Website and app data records

______________________________

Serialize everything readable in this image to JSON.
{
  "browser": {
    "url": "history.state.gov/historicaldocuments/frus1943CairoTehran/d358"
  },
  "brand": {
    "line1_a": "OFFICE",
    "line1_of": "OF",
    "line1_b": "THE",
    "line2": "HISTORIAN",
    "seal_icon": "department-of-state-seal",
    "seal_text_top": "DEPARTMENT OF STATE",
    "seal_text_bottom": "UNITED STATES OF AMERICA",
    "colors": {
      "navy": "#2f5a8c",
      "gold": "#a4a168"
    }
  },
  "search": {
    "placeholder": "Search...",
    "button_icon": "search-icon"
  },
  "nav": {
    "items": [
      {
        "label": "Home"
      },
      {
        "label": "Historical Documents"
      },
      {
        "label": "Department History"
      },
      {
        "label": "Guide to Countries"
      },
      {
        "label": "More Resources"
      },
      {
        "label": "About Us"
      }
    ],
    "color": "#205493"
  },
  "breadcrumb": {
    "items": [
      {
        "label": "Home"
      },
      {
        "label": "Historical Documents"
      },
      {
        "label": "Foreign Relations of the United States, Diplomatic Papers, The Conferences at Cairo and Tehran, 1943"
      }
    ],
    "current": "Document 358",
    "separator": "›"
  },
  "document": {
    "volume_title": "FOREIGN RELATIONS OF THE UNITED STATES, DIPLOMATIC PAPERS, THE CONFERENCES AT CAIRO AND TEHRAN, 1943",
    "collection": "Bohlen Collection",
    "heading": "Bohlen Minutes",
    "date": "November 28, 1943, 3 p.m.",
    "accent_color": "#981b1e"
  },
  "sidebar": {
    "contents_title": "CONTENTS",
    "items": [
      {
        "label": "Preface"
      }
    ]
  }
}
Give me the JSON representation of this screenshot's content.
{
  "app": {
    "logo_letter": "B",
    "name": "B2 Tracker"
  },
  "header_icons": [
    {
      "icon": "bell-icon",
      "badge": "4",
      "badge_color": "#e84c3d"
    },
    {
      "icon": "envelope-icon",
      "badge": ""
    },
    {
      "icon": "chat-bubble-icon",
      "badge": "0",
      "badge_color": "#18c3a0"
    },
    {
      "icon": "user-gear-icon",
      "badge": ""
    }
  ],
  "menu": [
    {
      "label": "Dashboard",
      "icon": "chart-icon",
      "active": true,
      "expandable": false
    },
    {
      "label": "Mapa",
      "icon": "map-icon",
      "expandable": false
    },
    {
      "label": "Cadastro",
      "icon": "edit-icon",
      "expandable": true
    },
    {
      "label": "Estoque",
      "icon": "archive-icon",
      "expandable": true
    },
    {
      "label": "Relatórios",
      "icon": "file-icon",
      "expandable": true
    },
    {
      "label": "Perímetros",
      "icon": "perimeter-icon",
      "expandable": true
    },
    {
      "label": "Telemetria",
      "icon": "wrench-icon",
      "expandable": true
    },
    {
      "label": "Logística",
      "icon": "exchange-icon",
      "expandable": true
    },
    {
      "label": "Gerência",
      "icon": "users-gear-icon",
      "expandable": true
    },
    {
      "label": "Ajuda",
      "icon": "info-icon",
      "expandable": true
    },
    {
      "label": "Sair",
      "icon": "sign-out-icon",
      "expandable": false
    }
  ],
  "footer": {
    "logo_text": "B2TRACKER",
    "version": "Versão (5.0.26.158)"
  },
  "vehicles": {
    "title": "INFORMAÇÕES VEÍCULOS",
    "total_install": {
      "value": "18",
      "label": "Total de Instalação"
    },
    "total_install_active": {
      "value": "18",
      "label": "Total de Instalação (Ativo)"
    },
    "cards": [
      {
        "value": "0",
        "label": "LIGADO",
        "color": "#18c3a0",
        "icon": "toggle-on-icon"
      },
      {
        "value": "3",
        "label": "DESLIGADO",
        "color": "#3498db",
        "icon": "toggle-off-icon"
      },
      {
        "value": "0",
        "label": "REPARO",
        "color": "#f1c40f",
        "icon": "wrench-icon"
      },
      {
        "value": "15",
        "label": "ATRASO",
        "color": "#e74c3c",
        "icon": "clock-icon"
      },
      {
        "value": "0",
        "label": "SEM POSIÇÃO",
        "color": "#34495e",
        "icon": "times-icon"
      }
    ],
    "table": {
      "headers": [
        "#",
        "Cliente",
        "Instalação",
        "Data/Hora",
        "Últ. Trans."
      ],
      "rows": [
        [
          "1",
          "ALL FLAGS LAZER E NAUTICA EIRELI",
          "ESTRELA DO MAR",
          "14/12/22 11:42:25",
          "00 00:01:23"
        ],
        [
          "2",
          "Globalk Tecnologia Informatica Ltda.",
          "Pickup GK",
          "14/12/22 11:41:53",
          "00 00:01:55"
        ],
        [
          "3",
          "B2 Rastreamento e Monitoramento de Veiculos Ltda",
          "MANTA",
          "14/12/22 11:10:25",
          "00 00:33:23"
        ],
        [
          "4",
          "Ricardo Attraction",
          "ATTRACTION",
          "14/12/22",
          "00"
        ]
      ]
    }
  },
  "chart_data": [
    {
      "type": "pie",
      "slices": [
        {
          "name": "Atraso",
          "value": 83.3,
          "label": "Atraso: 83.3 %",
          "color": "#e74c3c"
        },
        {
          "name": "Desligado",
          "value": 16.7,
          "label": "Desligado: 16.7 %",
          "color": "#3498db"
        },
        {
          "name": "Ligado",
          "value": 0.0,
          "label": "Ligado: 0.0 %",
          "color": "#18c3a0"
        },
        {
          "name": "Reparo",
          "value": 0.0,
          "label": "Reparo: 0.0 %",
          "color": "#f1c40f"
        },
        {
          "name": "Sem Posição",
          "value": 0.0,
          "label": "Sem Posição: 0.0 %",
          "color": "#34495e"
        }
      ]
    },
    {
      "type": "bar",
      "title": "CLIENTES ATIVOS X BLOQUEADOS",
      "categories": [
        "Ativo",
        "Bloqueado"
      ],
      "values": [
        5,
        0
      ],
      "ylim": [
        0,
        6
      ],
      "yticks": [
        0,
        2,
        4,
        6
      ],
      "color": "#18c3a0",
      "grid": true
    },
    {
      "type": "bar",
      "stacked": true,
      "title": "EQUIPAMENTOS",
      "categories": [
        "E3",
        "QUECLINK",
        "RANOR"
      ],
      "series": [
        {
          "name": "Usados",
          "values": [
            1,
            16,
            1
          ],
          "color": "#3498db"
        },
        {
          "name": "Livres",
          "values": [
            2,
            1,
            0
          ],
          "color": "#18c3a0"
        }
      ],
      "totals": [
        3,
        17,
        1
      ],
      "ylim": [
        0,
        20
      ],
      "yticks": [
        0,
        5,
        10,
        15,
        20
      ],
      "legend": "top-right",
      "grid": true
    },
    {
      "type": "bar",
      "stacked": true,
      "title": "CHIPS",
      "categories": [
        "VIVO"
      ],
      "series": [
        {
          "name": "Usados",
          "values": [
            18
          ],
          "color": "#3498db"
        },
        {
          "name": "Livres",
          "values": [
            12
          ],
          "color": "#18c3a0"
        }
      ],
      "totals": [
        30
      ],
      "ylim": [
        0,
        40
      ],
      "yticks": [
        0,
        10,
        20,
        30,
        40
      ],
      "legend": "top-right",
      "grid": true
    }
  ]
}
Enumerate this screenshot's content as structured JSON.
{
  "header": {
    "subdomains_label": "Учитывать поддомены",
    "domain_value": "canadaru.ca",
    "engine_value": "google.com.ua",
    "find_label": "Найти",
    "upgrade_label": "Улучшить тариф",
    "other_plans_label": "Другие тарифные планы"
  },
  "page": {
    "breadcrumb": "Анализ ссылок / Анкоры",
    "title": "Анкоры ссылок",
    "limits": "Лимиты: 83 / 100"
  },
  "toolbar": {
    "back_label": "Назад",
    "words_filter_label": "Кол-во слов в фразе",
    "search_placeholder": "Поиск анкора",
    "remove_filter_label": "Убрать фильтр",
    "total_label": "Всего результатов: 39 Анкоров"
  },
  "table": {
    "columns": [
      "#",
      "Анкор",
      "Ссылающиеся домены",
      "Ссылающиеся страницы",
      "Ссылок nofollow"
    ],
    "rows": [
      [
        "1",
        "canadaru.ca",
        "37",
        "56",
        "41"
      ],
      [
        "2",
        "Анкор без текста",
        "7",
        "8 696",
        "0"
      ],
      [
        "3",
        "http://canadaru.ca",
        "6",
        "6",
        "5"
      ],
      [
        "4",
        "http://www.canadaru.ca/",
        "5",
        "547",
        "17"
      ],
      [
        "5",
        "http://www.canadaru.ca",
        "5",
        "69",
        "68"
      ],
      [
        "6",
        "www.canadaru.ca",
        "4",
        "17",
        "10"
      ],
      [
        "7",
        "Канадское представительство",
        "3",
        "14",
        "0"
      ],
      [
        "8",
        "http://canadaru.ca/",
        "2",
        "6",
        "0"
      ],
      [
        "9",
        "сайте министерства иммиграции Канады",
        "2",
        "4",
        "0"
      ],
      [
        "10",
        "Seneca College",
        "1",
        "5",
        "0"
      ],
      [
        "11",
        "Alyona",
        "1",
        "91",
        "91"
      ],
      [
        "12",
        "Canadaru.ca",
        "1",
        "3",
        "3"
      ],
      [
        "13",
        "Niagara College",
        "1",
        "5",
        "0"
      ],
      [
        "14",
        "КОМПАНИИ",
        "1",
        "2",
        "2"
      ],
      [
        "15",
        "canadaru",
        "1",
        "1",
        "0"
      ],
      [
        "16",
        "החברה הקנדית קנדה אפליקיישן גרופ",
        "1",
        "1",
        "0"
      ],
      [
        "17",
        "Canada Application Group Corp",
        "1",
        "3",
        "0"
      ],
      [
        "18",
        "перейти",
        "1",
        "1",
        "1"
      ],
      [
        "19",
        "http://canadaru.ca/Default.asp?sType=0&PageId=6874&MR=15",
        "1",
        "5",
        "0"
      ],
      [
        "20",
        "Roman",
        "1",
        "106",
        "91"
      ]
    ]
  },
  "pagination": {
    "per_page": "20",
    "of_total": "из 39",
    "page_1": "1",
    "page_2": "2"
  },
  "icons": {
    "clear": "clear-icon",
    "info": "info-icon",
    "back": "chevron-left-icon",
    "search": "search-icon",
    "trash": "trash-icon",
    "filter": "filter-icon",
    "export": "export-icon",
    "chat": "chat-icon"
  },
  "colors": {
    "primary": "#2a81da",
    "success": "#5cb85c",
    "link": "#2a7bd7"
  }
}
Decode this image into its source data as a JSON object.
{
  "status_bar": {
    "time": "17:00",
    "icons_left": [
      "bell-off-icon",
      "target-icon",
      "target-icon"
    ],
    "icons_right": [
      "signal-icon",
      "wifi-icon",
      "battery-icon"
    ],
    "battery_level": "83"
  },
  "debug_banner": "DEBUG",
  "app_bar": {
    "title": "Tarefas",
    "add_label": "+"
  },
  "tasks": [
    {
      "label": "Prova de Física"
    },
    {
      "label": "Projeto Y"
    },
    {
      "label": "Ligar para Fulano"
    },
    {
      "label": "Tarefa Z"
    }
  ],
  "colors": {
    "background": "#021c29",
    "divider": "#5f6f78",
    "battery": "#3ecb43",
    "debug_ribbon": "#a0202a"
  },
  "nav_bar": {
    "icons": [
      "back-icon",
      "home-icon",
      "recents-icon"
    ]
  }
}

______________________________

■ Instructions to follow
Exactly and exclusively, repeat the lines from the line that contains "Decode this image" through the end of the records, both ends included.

■ Answer for the task
Decode this image into its source data as a JSON object.
{
  "status_bar": {
    "time": "17:00",
    "icons_left": [
      "bell-off-icon",
      "target-icon",
      "target-icon"
    ],
    "icons_right": [
      "signal-icon",
      "wifi-icon",
      "battery-icon"
    ],
    "battery_level": "83"
  },
  "debug_banner": "DEBUG",
  "app_bar": {
    "title": "Tarefas",
    "add_label": "+"
  },
  "tasks": [
    {
      "label": "Prova de Física"
    },
    {
      "label": "Projeto Y"
    },
    {
      "label": "Ligar para Fulano"
    },
    {
      "label": "Tarefa Z"
    }
  ],
  "colors": {
    "background": "#021c29",
    "divider": "#5f6f78",
    "battery": "#3ecb43",
    "debug_ribbon": "#a0202a"
  },
  "nav_bar": {
    "icons": [
      "back-icon",
      "home-icon",
      "recents-icon"
    ]
  }
}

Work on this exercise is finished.